◆ Brief
Read through the entries below and return each line with the word "color".

(Records from a data collection)
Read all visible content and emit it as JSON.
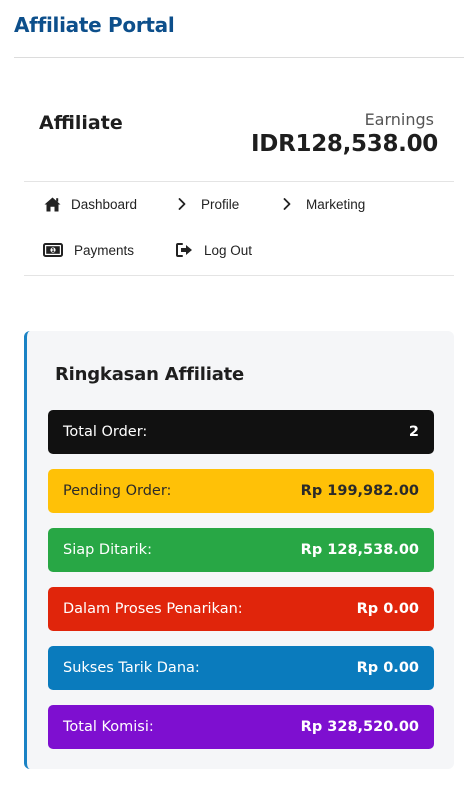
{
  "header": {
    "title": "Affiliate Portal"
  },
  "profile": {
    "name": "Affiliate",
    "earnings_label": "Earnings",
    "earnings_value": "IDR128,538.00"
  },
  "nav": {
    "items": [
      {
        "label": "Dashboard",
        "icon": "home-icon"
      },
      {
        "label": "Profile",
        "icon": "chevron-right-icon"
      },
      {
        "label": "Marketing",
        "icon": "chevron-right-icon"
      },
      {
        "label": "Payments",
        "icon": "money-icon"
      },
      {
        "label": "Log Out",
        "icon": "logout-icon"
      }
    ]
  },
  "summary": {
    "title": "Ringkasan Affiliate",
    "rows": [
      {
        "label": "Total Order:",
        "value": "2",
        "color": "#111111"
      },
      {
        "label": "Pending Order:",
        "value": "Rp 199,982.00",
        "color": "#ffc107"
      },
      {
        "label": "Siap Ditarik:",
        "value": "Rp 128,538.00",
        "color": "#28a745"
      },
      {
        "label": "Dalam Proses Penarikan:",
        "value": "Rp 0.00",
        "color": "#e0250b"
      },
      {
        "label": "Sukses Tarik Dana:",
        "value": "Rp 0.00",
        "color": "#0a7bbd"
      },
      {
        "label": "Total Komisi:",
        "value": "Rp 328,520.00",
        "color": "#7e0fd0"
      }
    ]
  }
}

◆ Answer box
        "color": "#111111"
        "color": "#ffc107"
        "color": "#28a745"
        "color": "#e0250b"
        "color": "#0a7bbd"
        "color": "#7e0fd0"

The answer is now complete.